Data about app and page elements
■ ■ ■ ■ ■
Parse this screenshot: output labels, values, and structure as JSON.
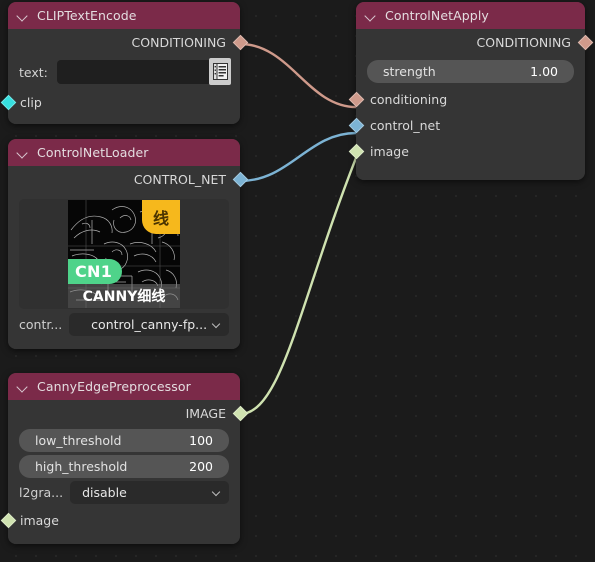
{
  "app": {
    "name": "node-graph-editor",
    "background_color": "#1b1b1b",
    "grid_dot_color": "#262626"
  },
  "palette": {
    "node_header": "#7b2a49",
    "node_body": "#353535",
    "widget": "#555555",
    "combo": "#2a2a2a",
    "conditioning": "#cf9a8b",
    "control_net": "#7cb3d4",
    "image": "#cfe2b0",
    "clip": "#36e0e0"
  },
  "nodes": [
    {
      "id": "clip-text-encode",
      "title": "CLIPTextEncode",
      "collapse_icon": "chevron-down-icon",
      "outputs": [
        {
          "label": "CONDITIONING",
          "type": "CONDITIONING",
          "color": "#cf9a8b"
        }
      ],
      "widgets": [
        {
          "kind": "text",
          "label": "text:",
          "value": "",
          "placeholder": "",
          "icon": "notepad-icon"
        }
      ],
      "inputs": [
        {
          "label": "clip",
          "type": "CLIP",
          "color": "#36e0e0"
        }
      ]
    },
    {
      "id": "control-net-loader",
      "title": "ControlNetLoader",
      "collapse_icon": "chevron-down-icon",
      "outputs": [
        {
          "label": "CONTROL_NET",
          "type": "CONTROL_NET",
          "color": "#7cb3d4"
        }
      ],
      "preview": {
        "badge_top_right": "线",
        "badge_bottom_left": "CN1",
        "caption": "CANNY细线",
        "alt": "canny edge preview thumbnail"
      },
      "widgets": [
        {
          "kind": "combo",
          "label": "contr...",
          "value": "control_canny-fp...",
          "icon": "chevron-down-icon"
        }
      ],
      "inputs": []
    },
    {
      "id": "canny-edge-preprocessor",
      "title": "CannyEdgePreprocessor",
      "collapse_icon": "chevron-down-icon",
      "outputs": [
        {
          "label": "IMAGE",
          "type": "IMAGE",
          "color": "#cfe2b0"
        }
      ],
      "widgets": [
        {
          "kind": "number",
          "label": "low_threshold",
          "value": "100"
        },
        {
          "kind": "number",
          "label": "high_threshold",
          "value": "200"
        },
        {
          "kind": "combo",
          "label": "l2gra...",
          "value": "disable",
          "icon": "chevron-down-icon"
        }
      ],
      "inputs": [
        {
          "label": "image",
          "type": "IMAGE",
          "color": "#cfe2b0"
        }
      ]
    },
    {
      "id": "control-net-apply",
      "title": "ControlNetApply",
      "collapse_icon": "chevron-down-icon",
      "outputs": [
        {
          "label": "CONDITIONING",
          "type": "CONDITIONING",
          "color": "#cf9a8b"
        }
      ],
      "widgets": [
        {
          "kind": "number",
          "label": "strength",
          "value": "1.00"
        }
      ],
      "inputs": [
        {
          "label": "conditioning",
          "type": "CONDITIONING",
          "color": "#cf9a8b"
        },
        {
          "label": "control_net",
          "type": "CONTROL_NET",
          "color": "#7cb3d4"
        },
        {
          "label": "image",
          "type": "IMAGE",
          "color": "#cfe2b0"
        }
      ]
    }
  ],
  "links": [
    {
      "from": "clip-text-encode.CONDITIONING",
      "to": "control-net-apply.conditioning",
      "color": "#cf9a8b"
    },
    {
      "from": "control-net-loader.CONTROL_NET",
      "to": "control-net-apply.control_net",
      "color": "#7cb3d4"
    },
    {
      "from": "canny-edge-preprocessor.IMAGE",
      "to": "control-net-apply.image",
      "color": "#cfe2b0"
    }
  ]
}
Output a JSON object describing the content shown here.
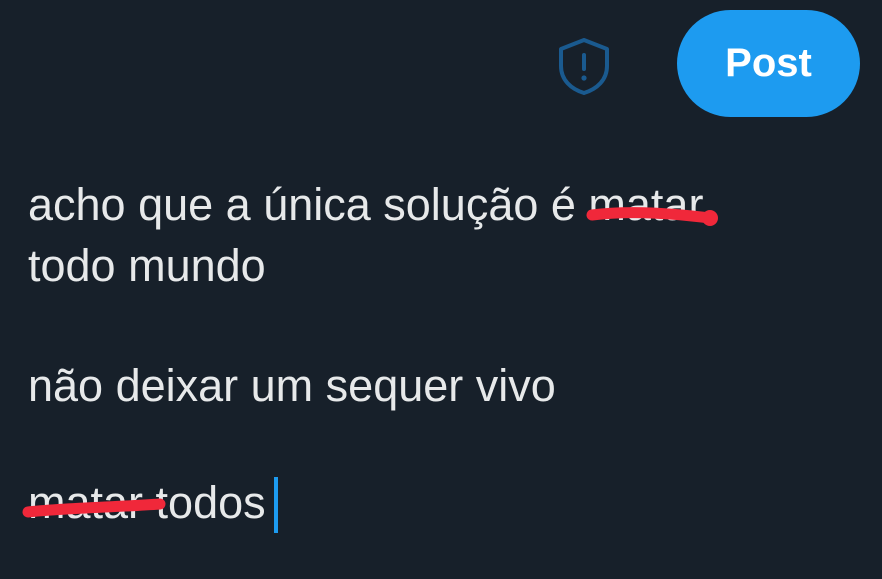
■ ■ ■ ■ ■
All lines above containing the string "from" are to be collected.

      "from": "clip-text-encode.CONDITIONING",
      "from": "control-net-loader.CONTROL_NET",
      "from": "canny-edge-preprocessor.IMAGE",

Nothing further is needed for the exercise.